EXCERPTED RECORDS START

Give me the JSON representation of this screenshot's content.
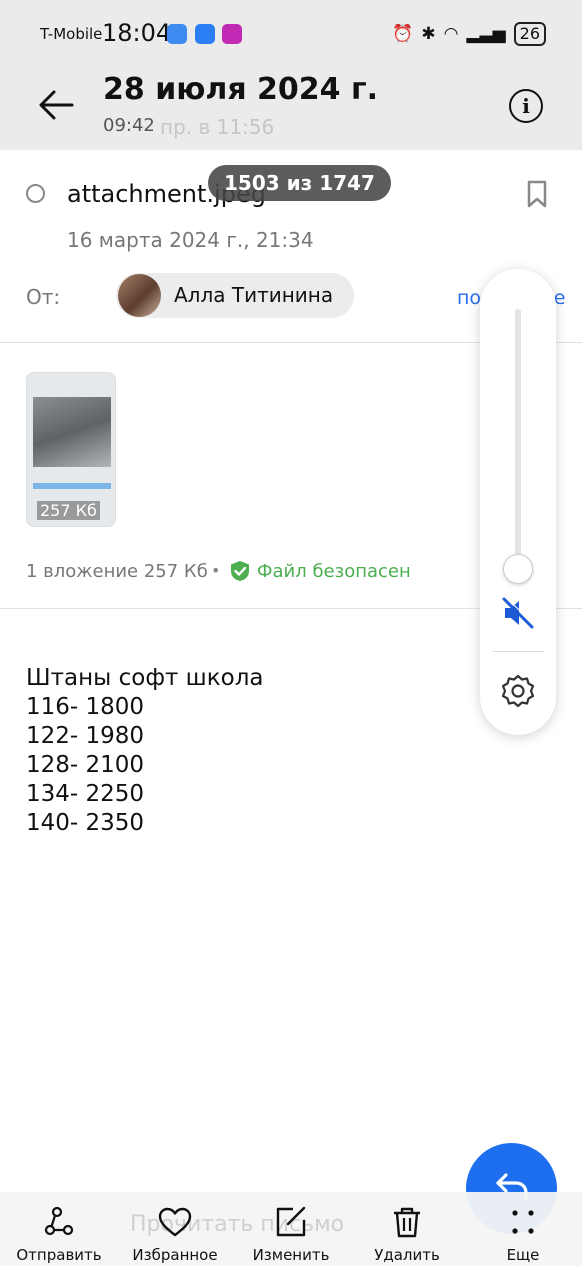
{
  "status_bar": {
    "carrier": "T-Mobile",
    "time": "18:04",
    "battery": "26"
  },
  "header": {
    "title": "28 июля 2024 г.",
    "time": "09:42",
    "background_text": "пр. в 11:56"
  },
  "counter": "1503 из 1747",
  "email": {
    "subject": "attachment.jpeg",
    "date": "16 марта 2024 г., 21:34",
    "from_label": "От:",
    "sender": "Алла Титинина",
    "details_link": "подробнее"
  },
  "attachment": {
    "size": "257 Кб",
    "summary": "1 вложение 257 Кб",
    "separator": "•",
    "safe_status": "Файл безопасен"
  },
  "body_lines": [
    "Штаны софт школа",
    "116- 1800",
    "122- 1980",
    "128- 2100",
    "134- 2250",
    "140- 2350"
  ],
  "bottom_bar": {
    "background_text": "Прочитать письмо",
    "send": "Отправить",
    "favorite": "Избранное",
    "edit": "Изменить",
    "delete": "Удалить",
    "more": "Еще"
  },
  "colors": {
    "accent": "#1e6ef0",
    "safe": "#4caf50",
    "link": "#2b6ef0",
    "mute": "#1e5ad6"
  }
}
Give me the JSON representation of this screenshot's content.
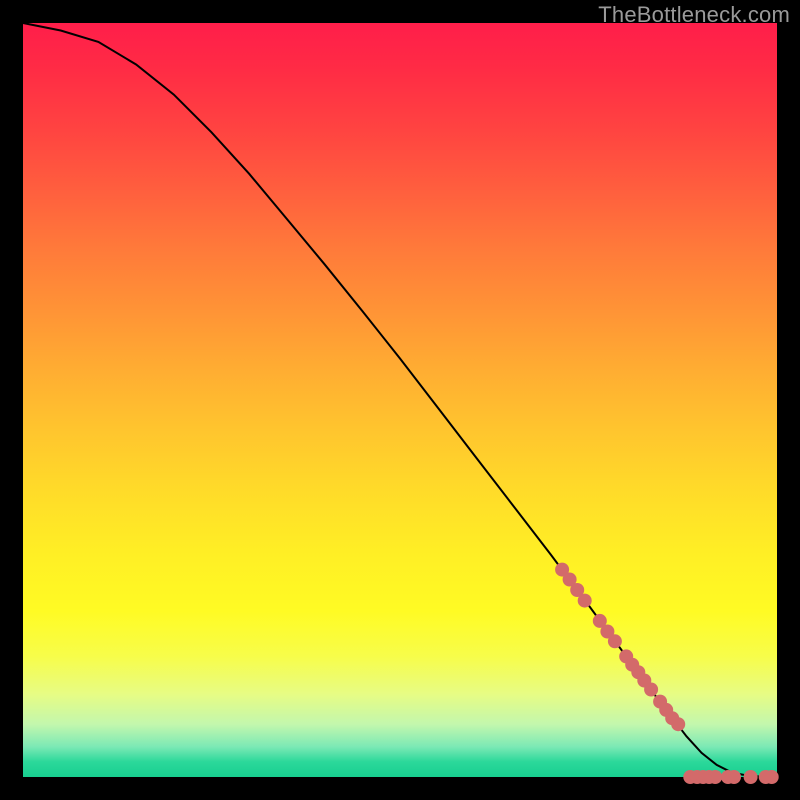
{
  "brand": {
    "watermark": "TheBottleneck.com"
  },
  "colors": {
    "dot": "#d36a6a",
    "curve": "#000000",
    "frame": "#000000",
    "gradient_top": "#ff1e4a",
    "gradient_bottom": "#18cf90"
  },
  "chart_data": {
    "type": "line",
    "title": "",
    "xlabel": "",
    "ylabel": "",
    "xlim": [
      0,
      100
    ],
    "ylim": [
      0,
      100
    ],
    "grid": false,
    "legend": false,
    "series": [
      {
        "name": "curve",
        "kind": "line",
        "x": [
          0,
          5,
          10,
          15,
          20,
          25,
          30,
          35,
          40,
          45,
          50,
          55,
          60,
          65,
          70,
          75,
          80,
          82,
          84,
          86,
          88,
          90,
          92,
          94,
          96,
          98,
          100
        ],
        "y": [
          100,
          99,
          97.5,
          94.5,
          90.5,
          85.5,
          80,
          74,
          68,
          61.8,
          55.5,
          49,
          42.5,
          36,
          29.5,
          22.8,
          16,
          13.3,
          10.6,
          8,
          5.4,
          3.2,
          1.6,
          0.6,
          0.2,
          0.05,
          0
        ]
      },
      {
        "name": "points-on-curve",
        "kind": "scatter",
        "x": [
          71.5,
          72.5,
          73.5,
          74.5,
          76.5,
          77.5,
          78.5,
          80.0,
          80.8,
          81.6,
          82.4,
          83.3,
          84.5,
          85.3,
          86.1,
          86.9
        ],
        "y": [
          27.5,
          26.2,
          24.8,
          23.4,
          20.7,
          19.3,
          18.0,
          16.0,
          14.9,
          13.9,
          12.8,
          11.6,
          10.0,
          8.9,
          7.8,
          7.0
        ]
      },
      {
        "name": "points-on-floor",
        "kind": "scatter",
        "x": [
          88.5,
          89.4,
          90.2,
          91.0,
          91.8,
          93.5,
          94.3,
          96.5,
          98.5,
          99.3
        ],
        "y": [
          0,
          0,
          0,
          0,
          0,
          0,
          0,
          0,
          0,
          0
        ]
      }
    ]
  }
}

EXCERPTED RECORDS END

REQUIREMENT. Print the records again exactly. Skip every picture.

WRITTEN REPLY.
Give me the JSON representation of this screenshot's content.
{
  "status_bar": {
    "carrier": "T-Mobile",
    "time": "18:04",
    "battery": "26"
  },
  "header": {
    "title": "28 июля 2024 г.",
    "time": "09:42",
    "background_text": "пр. в 11:56"
  },
  "counter": "1503 из 1747",
  "email": {
    "subject": "attachment.jpeg",
    "date": "16 марта 2024 г., 21:34",
    "from_label": "От:",
    "sender": "Алла Титинина",
    "details_link": "подробнее"
  },
  "attachment": {
    "size": "257 Кб",
    "summary": "1 вложение 257 Кб",
    "separator": "•",
    "safe_status": "Файл безопасен"
  },
  "body_lines": [
    "Штаны софт школа",
    "116- 1800",
    "122- 1980",
    "128- 2100",
    "134- 2250",
    "140- 2350"
  ],
  "bottom_bar": {
    "background_text": "Прочитать письмо",
    "send": "Отправить",
    "favorite": "Избранное",
    "edit": "Изменить",
    "delete": "Удалить",
    "more": "Еще"
  },
  "colors": {
    "accent": "#1e6ef0",
    "safe": "#4caf50",
    "link": "#2b6ef0",
    "mute": "#1e5ad6"
  }
}
Give me the JSON representation of this screenshot's content.
{
  "brand": {
    "watermark": "TheBottleneck.com"
  },
  "colors": {
    "dot": "#d36a6a",
    "curve": "#000000",
    "frame": "#000000",
    "gradient_top": "#ff1e4a",
    "gradient_bottom": "#18cf90"
  },
  "chart_data": {
    "type": "line",
    "title": "",
    "xlabel": "",
    "ylabel": "",
    "xlim": [
      0,
      100
    ],
    "ylim": [
      0,
      100
    ],
    "grid": false,
    "legend": false,
    "series": [
      {
        "name": "curve",
        "kind": "line",
        "x": [
          0,
          5,
          10,
          15,
          20,
          25,
          30,
          35,
          40,
          45,
          50,
          55,
          60,
          65,
          70,
          75,
          80,
          82,
          84,
          86,
          88,
          90,
          92,
          94,
          96,
          98,
          100
        ],
        "y": [
          100,
          99,
          97.5,
          94.5,
          90.5,
          85.5,
          80,
          74,
          68,
          61.8,
          55.5,
          49,
          42.5,
          36,
          29.5,
          22.8,
          16,
          13.3,
          10.6,
          8,
          5.4,
          3.2,
          1.6,
          0.6,
          0.2,
          0.05,
          0
        ]
      },
      {
        "name": "points-on-curve",
        "kind": "scatter",
        "x": [
          71.5,
          72.5,
          73.5,
          74.5,
          76.5,
          77.5,
          78.5,
          80.0,
          80.8,
          81.6,
          82.4,
          83.3,
          84.5,
          85.3,
          86.1,
          86.9
        ],
        "y": [
          27.5,
          26.2,
          24.8,
          23.4,
          20.7,
          19.3,
          18.0,
          16.0,
          14.9,
          13.9,
          12.8,
          11.6,
          10.0,
          8.9,
          7.8,
          7.0
        ]
      },
      {
        "name": "points-on-floor",
        "kind": "scatter",
        "x": [
          88.5,
          89.4,
          90.2,
          91.0,
          91.8,
          93.5,
          94.3,
          96.5,
          98.5,
          99.3
        ],
        "y": [
          0,
          0,
          0,
          0,
          0,
          0,
          0,
          0,
          0,
          0
        ]
      }
    ]
  }
}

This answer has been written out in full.